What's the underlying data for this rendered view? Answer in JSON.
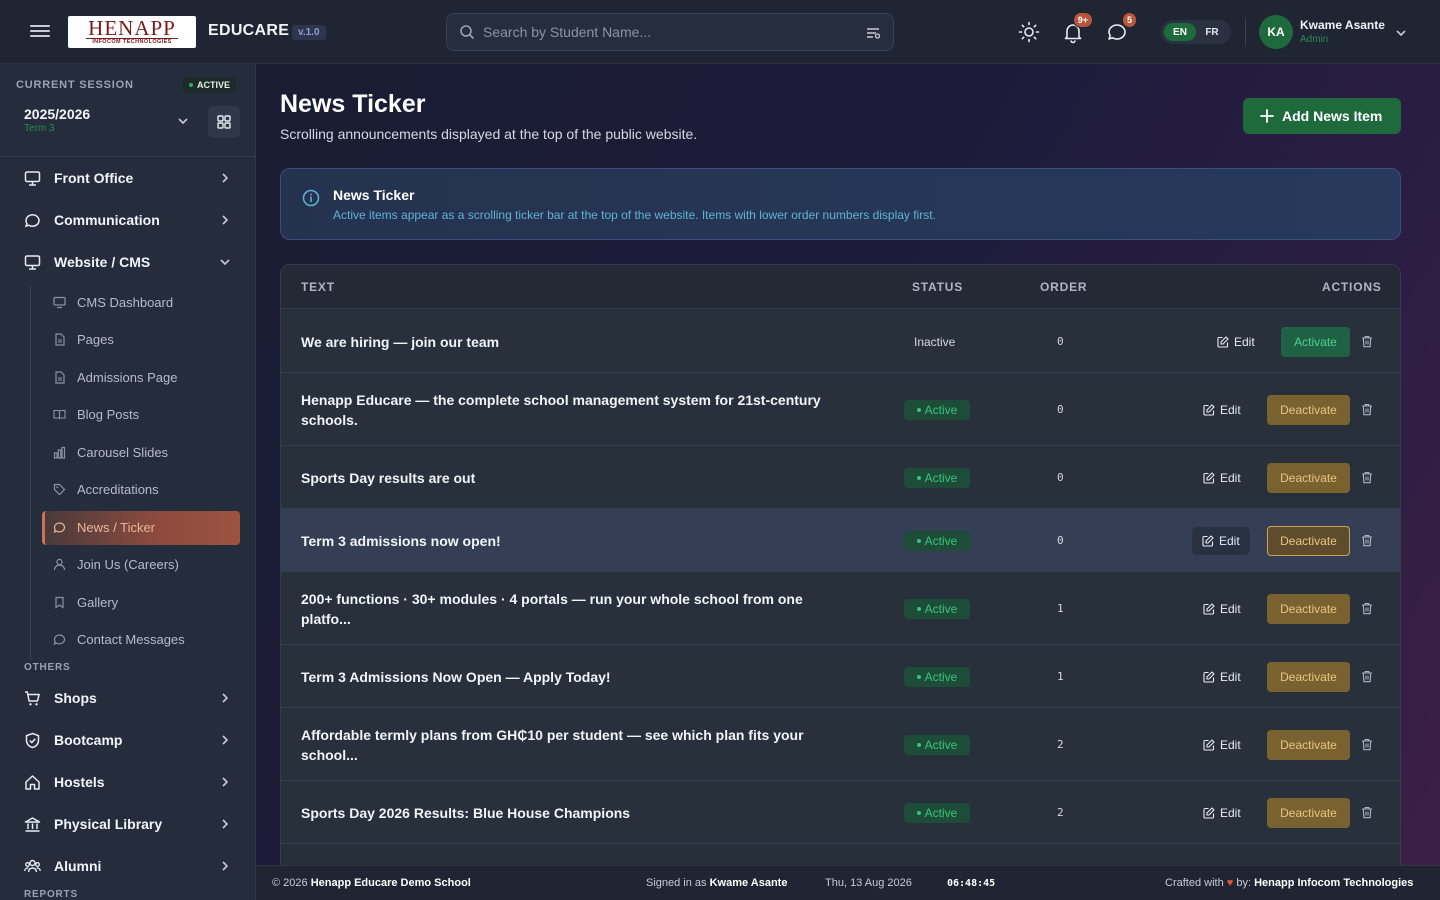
{
  "header": {
    "logo_main": "HENAPP",
    "logo_sub": "INFOCOM TECHNOLOGIES",
    "brand": "EDUCARE",
    "version": "v.1.0",
    "search_placeholder": "Search by Student Name...",
    "notifications_badge": "9+",
    "messages_badge": "5",
    "lang_en": "EN",
    "lang_fr": "FR",
    "avatar_initials": "KA",
    "user_name": "Kwame Asante",
    "user_role": "Admin"
  },
  "sidebar": {
    "session_label": "CURRENT SESSION",
    "session_badge": "ACTIVE",
    "session_year": "2025/2026",
    "session_term": "Term 3",
    "main_items": [
      {
        "label": "Front Office"
      },
      {
        "label": "Communication"
      },
      {
        "label": "Website / CMS"
      }
    ],
    "sub_items": [
      {
        "label": "CMS Dashboard"
      },
      {
        "label": "Pages"
      },
      {
        "label": "Admissions Page"
      },
      {
        "label": "Blog Posts"
      },
      {
        "label": "Carousel Slides"
      },
      {
        "label": "Accreditations"
      },
      {
        "label": "News / Ticker"
      },
      {
        "label": "Join Us (Careers)"
      },
      {
        "label": "Gallery"
      },
      {
        "label": "Contact Messages"
      }
    ],
    "others_label": "OTHERS",
    "other_items": [
      {
        "label": "Shops"
      },
      {
        "label": "Bootcamp"
      },
      {
        "label": "Hostels"
      },
      {
        "label": "Physical Library"
      },
      {
        "label": "Alumni"
      }
    ],
    "reports_label": "REPORTS"
  },
  "main": {
    "title": "News Ticker",
    "subtitle": "Scrolling announcements displayed at the top of the public website.",
    "add_button": "Add News Item",
    "info_title": "News Ticker",
    "info_text": "Active items appear as a scrolling ticker bar at the top of the website. Items with lower order numbers display first.",
    "table": {
      "headers": {
        "text": "TEXT",
        "status": "STATUS",
        "order": "ORDER",
        "actions": "ACTIONS"
      },
      "edit_label": "Edit",
      "activate_label": "Activate",
      "deactivate_label": "Deactivate",
      "rows": [
        {
          "text": "We are hiring — join our team",
          "status": "Inactive",
          "order": "0"
        },
        {
          "text": "Henapp Educare — the complete school management system for 21st-century schools.",
          "status": "Active",
          "order": "0"
        },
        {
          "text": "Sports Day results are out",
          "status": "Active",
          "order": "0"
        },
        {
          "text": "Term 3 admissions now open!",
          "status": "Active",
          "order": "0"
        },
        {
          "text": "200+ functions · 30+ modules · 4 portals — run your whole school from one platfo...",
          "status": "Active",
          "order": "1"
        },
        {
          "text": "Term 3 Admissions Now Open — Apply Today!",
          "status": "Active",
          "order": "1"
        },
        {
          "text": "Affordable termly plans from GH₵10 per student — see which plan fits your school...",
          "status": "Active",
          "order": "2"
        },
        {
          "text": "Sports Day 2026 Results: Blue House Champions",
          "status": "Active",
          "order": "2"
        }
      ]
    }
  },
  "footer": {
    "copyright": "© 2026",
    "school": "Henapp Educare Demo School",
    "signed_in_prefix": "Signed in as",
    "signed_in_user": "Kwame Asante",
    "date": "Thu, 13 Aug 2026",
    "time": "06:48:45",
    "crafted_prefix": "Crafted with",
    "crafted_by": "by:",
    "company": "Henapp Infocom Technologies"
  }
}
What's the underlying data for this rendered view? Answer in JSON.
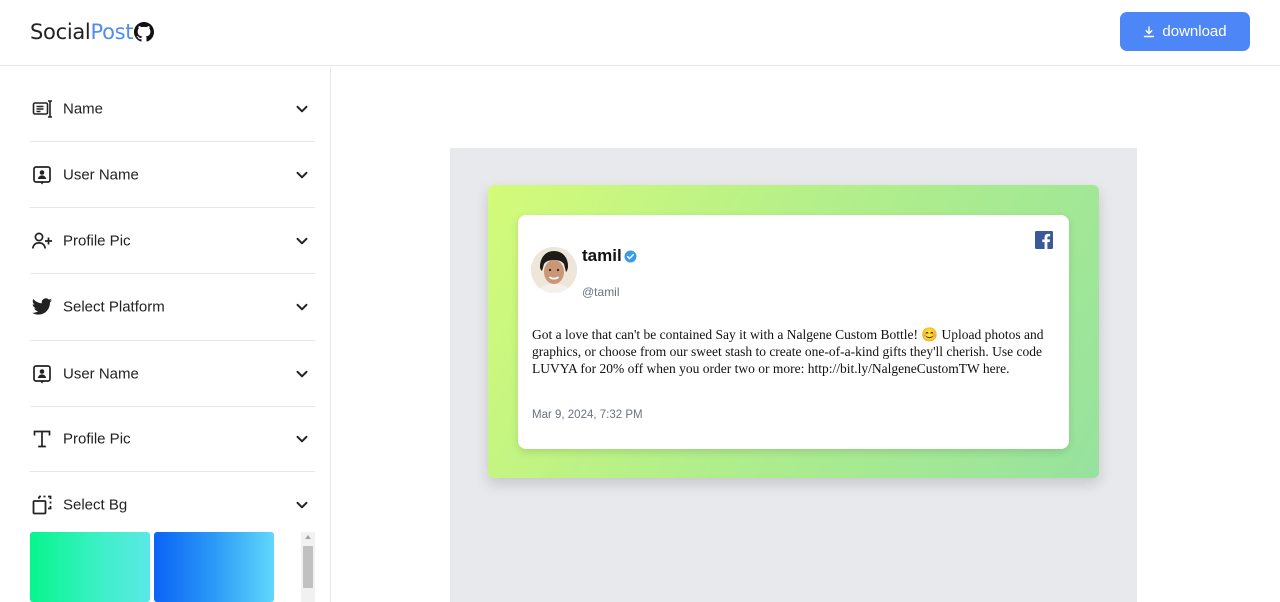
{
  "header": {
    "logo_part1": "Social",
    "logo_part2": "Post",
    "download_label": "download"
  },
  "sidebar": {
    "items": [
      {
        "label": "Name",
        "icon": "name-card-icon"
      },
      {
        "label": "User Name",
        "icon": "user-badge-icon"
      },
      {
        "label": "Profile Pic",
        "icon": "user-plus-icon"
      },
      {
        "label": "Select Platform",
        "icon": "twitter-icon"
      },
      {
        "label": "User Name",
        "icon": "user-badge-icon"
      },
      {
        "label": "Profile Pic",
        "icon": "text-t-icon"
      },
      {
        "label": "Select Bg",
        "icon": "select-bg-icon"
      }
    ],
    "bg_options": [
      {
        "name": "green-teal",
        "colors": [
          "#06f58d",
          "#5ae8e6"
        ]
      },
      {
        "name": "blue-cyan",
        "colors": [
          "#0a63f5",
          "#5fd8fb"
        ]
      }
    ]
  },
  "post": {
    "display_name": "tamil",
    "handle": "@tamil",
    "platform": "facebook",
    "text": "Got a love that can't be contained Say it with a Nalgene Custom Bottle! 😊 Upload photos and graphics, or choose from our sweet stash to create one-of-a-kind gifts they'll cherish. Use code LUVYA for 20% off when you order two or more: http://bit.ly/NalgeneCustomTW here.",
    "timestamp": "Mar 9, 2024, 7:32 PM",
    "background_gradient": [
      "#d4fb79",
      "#96e29e"
    ]
  },
  "colors": {
    "accent": "#4d86f6",
    "verified": "#3b9be8",
    "facebook": "#3b5998"
  }
}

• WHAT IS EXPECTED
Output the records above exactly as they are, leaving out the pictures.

• EXERCISE SOLUTION
What's the underlying data for this rendered view? Answer in JSON.
{
  "header": {
    "logo_main": "HENAPP",
    "logo_sub": "INFOCOM TECHNOLOGIES",
    "brand": "EDUCARE",
    "version": "v.1.0",
    "search_placeholder": "Search by Student Name...",
    "notifications_badge": "9+",
    "messages_badge": "5",
    "lang_en": "EN",
    "lang_fr": "FR",
    "avatar_initials": "KA",
    "user_name": "Kwame Asante",
    "user_role": "Admin"
  },
  "sidebar": {
    "session_label": "CURRENT SESSION",
    "session_badge": "ACTIVE",
    "session_year": "2025/2026",
    "session_term": "Term 3",
    "main_items": [
      {
        "label": "Front Office"
      },
      {
        "label": "Communication"
      },
      {
        "label": "Website / CMS"
      }
    ],
    "sub_items": [
      {
        "label": "CMS Dashboard"
      },
      {
        "label": "Pages"
      },
      {
        "label": "Admissions Page"
      },
      {
        "label": "Blog Posts"
      },
      {
        "label": "Carousel Slides"
      },
      {
        "label": "Accreditations"
      },
      {
        "label": "News / Ticker"
      },
      {
        "label": "Join Us (Careers)"
      },
      {
        "label": "Gallery"
      },
      {
        "label": "Contact Messages"
      }
    ],
    "others_label": "OTHERS",
    "other_items": [
      {
        "label": "Shops"
      },
      {
        "label": "Bootcamp"
      },
      {
        "label": "Hostels"
      },
      {
        "label": "Physical Library"
      },
      {
        "label": "Alumni"
      }
    ],
    "reports_label": "REPORTS"
  },
  "main": {
    "title": "News Ticker",
    "subtitle": "Scrolling announcements displayed at the top of the public website.",
    "add_button": "Add News Item",
    "info_title": "News Ticker",
    "info_text": "Active items appear as a scrolling ticker bar at the top of the website. Items with lower order numbers display first.",
    "table": {
      "headers": {
        "text": "TEXT",
        "status": "STATUS",
        "order": "ORDER",
        "actions": "ACTIONS"
      },
      "edit_label": "Edit",
      "activate_label": "Activate",
      "deactivate_label": "Deactivate",
      "rows": [
        {
          "text": "We are hiring — join our team",
          "status": "Inactive",
          "order": "0"
        },
        {
          "text": "Henapp Educare — the complete school management system for 21st-century schools.",
          "status": "Active",
          "order": "0"
        },
        {
          "text": "Sports Day results are out",
          "status": "Active",
          "order": "0"
        },
        {
          "text": "Term 3 admissions now open!",
          "status": "Active",
          "order": "0"
        },
        {
          "text": "200+ functions · 30+ modules · 4 portals — run your whole school from one platfo...",
          "status": "Active",
          "order": "1"
        },
        {
          "text": "Term 3 Admissions Now Open — Apply Today!",
          "status": "Active",
          "order": "1"
        },
        {
          "text": "Affordable termly plans from GH₵10 per student — see which plan fits your school...",
          "status": "Active",
          "order": "2"
        },
        {
          "text": "Sports Day 2026 Results: Blue House Champions",
          "status": "Active",
          "order": "2"
        }
      ]
    }
  },
  "footer": {
    "copyright": "© 2026",
    "school": "Henapp Educare Demo School",
    "signed_in_prefix": "Signed in as",
    "signed_in_user": "Kwame Asante",
    "date": "Thu, 13 Aug 2026",
    "time": "06:48:45",
    "crafted_prefix": "Crafted with",
    "crafted_by": "by:",
    "company": "Henapp Infocom Technologies"
  }
}
What's the underlying data for this rendered view? Answer in JSON.
{
  "header": {
    "logo_part1": "Social",
    "logo_part2": "Post",
    "download_label": "download"
  },
  "sidebar": {
    "items": [
      {
        "label": "Name",
        "icon": "name-card-icon"
      },
      {
        "label": "User Name",
        "icon": "user-badge-icon"
      },
      {
        "label": "Profile Pic",
        "icon": "user-plus-icon"
      },
      {
        "label": "Select Platform",
        "icon": "twitter-icon"
      },
      {
        "label": "User Name",
        "icon": "user-badge-icon"
      },
      {
        "label": "Profile Pic",
        "icon": "text-t-icon"
      },
      {
        "label": "Select Bg",
        "icon": "select-bg-icon"
      }
    ],
    "bg_options": [
      {
        "name": "green-teal",
        "colors": [
          "#06f58d",
          "#5ae8e6"
        ]
      },
      {
        "name": "blue-cyan",
        "colors": [
          "#0a63f5",
          "#5fd8fb"
        ]
      }
    ]
  },
  "post": {
    "display_name": "tamil",
    "handle": "@tamil",
    "platform": "facebook",
    "text": "Got a love that can't be contained Say it with a Nalgene Custom Bottle! 😊 Upload photos and graphics, or choose from our sweet stash to create one-of-a-kind gifts they'll cherish. Use code LUVYA for 20% off when you order two or more: http://bit.ly/NalgeneCustomTW here.",
    "timestamp": "Mar 9, 2024, 7:32 PM",
    "background_gradient": [
      "#d4fb79",
      "#96e29e"
    ]
  },
  "colors": {
    "accent": "#4d86f6",
    "verified": "#3b9be8",
    "facebook": "#3b5998"
  }
}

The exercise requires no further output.